**TASK TO COMPLETE**
Scan the entries below. List each line with "JSON".

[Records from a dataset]
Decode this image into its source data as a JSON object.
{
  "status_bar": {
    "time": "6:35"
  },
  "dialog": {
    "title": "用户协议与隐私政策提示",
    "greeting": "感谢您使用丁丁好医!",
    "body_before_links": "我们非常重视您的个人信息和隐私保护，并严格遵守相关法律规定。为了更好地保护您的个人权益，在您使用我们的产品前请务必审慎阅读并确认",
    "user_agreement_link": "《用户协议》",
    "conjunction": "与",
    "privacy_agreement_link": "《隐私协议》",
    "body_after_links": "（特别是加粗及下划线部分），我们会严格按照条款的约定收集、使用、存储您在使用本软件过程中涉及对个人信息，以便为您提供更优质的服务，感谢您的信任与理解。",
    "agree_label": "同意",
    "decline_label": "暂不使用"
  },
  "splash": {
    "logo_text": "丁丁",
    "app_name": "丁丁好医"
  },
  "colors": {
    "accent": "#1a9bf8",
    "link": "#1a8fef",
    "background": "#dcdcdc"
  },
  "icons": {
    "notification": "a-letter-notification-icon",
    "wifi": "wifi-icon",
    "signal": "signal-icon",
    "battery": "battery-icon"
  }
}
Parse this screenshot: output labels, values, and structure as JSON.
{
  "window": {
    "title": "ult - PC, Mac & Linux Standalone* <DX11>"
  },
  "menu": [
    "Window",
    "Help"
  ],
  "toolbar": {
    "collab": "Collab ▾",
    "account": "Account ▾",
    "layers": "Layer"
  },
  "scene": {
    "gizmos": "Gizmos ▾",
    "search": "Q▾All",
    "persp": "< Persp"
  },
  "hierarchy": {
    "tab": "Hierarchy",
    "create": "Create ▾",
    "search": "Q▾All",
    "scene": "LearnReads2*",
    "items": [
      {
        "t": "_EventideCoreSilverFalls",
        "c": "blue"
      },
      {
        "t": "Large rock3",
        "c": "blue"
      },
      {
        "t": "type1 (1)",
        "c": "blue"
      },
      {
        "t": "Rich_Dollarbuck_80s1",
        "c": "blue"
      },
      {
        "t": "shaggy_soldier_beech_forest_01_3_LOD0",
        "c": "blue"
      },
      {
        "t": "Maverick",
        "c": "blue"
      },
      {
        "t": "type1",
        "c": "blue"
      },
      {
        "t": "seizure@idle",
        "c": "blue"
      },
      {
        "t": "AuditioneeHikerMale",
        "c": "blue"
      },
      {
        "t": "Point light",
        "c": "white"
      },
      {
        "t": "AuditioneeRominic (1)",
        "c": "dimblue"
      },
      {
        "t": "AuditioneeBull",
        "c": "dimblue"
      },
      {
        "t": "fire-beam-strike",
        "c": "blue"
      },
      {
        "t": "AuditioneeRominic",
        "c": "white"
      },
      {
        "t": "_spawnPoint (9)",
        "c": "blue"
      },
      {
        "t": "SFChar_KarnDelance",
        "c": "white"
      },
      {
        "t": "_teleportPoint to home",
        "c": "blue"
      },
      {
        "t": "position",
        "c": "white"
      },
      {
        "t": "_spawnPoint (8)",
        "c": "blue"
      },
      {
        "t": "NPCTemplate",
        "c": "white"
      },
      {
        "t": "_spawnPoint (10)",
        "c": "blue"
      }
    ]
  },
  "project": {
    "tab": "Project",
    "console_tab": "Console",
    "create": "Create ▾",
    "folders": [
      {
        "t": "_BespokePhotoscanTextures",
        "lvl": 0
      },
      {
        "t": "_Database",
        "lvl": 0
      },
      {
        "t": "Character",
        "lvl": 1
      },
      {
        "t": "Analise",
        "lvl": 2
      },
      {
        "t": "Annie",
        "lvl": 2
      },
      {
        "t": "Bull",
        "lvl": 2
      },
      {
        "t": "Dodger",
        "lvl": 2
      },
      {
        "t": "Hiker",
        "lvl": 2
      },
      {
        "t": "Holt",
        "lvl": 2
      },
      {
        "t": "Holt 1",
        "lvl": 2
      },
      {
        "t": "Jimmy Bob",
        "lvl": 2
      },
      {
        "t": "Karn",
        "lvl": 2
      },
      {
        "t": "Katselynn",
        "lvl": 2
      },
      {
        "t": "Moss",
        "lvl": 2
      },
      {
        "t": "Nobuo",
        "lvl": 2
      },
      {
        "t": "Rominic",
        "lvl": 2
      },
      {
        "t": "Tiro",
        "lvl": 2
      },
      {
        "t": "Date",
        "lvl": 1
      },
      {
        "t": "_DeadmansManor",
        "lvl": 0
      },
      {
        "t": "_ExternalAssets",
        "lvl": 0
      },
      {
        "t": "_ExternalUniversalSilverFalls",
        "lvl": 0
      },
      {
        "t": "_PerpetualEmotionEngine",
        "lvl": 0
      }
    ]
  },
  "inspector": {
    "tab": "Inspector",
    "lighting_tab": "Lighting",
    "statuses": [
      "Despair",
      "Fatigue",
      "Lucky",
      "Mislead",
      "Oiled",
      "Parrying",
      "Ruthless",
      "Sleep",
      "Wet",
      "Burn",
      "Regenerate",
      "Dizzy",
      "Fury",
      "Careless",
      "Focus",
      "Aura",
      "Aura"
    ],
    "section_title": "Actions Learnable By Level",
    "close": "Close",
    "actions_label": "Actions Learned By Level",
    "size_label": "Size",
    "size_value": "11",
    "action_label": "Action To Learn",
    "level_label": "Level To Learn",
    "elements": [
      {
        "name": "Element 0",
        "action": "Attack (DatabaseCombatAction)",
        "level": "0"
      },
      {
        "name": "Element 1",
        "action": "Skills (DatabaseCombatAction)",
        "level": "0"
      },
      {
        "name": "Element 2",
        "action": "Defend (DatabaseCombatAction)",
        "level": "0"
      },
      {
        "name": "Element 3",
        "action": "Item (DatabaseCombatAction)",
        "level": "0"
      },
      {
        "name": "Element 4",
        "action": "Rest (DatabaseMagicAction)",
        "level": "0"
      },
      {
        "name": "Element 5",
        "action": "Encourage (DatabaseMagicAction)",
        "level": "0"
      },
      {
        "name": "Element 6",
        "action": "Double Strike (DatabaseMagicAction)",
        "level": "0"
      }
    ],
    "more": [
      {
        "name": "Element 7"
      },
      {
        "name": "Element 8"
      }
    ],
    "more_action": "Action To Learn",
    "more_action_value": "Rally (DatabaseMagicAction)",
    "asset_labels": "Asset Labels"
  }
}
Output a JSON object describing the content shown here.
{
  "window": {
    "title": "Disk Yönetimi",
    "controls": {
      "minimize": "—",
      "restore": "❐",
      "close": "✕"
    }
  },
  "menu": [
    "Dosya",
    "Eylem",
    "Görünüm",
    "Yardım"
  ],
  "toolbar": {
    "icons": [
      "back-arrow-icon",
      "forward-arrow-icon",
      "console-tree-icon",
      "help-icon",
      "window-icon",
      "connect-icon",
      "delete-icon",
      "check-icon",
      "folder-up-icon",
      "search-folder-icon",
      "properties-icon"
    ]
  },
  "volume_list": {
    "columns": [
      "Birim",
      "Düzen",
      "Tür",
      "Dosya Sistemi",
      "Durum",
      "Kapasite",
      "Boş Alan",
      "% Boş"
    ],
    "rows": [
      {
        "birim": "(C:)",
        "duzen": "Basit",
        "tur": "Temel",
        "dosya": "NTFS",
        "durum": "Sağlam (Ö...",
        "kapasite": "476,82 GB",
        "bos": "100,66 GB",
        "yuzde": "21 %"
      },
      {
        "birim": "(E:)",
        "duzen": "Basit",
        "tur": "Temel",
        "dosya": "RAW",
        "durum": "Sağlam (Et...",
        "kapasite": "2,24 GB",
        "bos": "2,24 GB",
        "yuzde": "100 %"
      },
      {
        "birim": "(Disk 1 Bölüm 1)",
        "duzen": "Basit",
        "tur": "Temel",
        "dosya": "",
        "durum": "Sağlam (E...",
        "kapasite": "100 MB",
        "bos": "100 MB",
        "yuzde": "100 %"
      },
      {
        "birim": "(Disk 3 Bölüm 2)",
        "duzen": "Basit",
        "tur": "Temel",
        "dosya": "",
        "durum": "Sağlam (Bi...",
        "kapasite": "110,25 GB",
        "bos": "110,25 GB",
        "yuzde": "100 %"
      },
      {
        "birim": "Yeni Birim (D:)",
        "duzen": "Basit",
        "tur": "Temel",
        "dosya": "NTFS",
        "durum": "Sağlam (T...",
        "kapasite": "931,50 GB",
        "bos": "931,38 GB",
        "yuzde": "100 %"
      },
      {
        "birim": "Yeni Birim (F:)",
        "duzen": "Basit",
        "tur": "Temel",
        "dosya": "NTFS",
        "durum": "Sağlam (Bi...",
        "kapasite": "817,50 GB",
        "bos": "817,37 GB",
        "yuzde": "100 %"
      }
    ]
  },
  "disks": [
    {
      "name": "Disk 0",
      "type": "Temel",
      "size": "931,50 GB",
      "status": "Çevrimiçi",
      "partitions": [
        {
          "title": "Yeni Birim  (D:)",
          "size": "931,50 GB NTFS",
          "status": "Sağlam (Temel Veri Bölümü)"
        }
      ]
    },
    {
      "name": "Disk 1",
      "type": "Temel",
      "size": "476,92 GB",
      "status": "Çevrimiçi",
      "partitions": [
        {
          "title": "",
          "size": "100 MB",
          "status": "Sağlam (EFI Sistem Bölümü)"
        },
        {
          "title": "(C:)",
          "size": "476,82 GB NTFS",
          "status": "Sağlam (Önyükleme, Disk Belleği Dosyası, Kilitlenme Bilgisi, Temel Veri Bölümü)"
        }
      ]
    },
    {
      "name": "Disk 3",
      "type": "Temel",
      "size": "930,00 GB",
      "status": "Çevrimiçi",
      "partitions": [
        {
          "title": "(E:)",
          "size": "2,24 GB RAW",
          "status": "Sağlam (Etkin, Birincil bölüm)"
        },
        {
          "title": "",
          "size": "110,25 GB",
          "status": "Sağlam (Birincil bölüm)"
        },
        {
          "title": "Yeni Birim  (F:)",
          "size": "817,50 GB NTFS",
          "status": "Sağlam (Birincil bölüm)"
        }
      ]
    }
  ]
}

**ANSWER TO THIS PROBLEM**
Decode this image into its source data as a JSON object.
Parse this screenshot: output labels, values, and structure as JSON.
Output a JSON object describing the content shown here.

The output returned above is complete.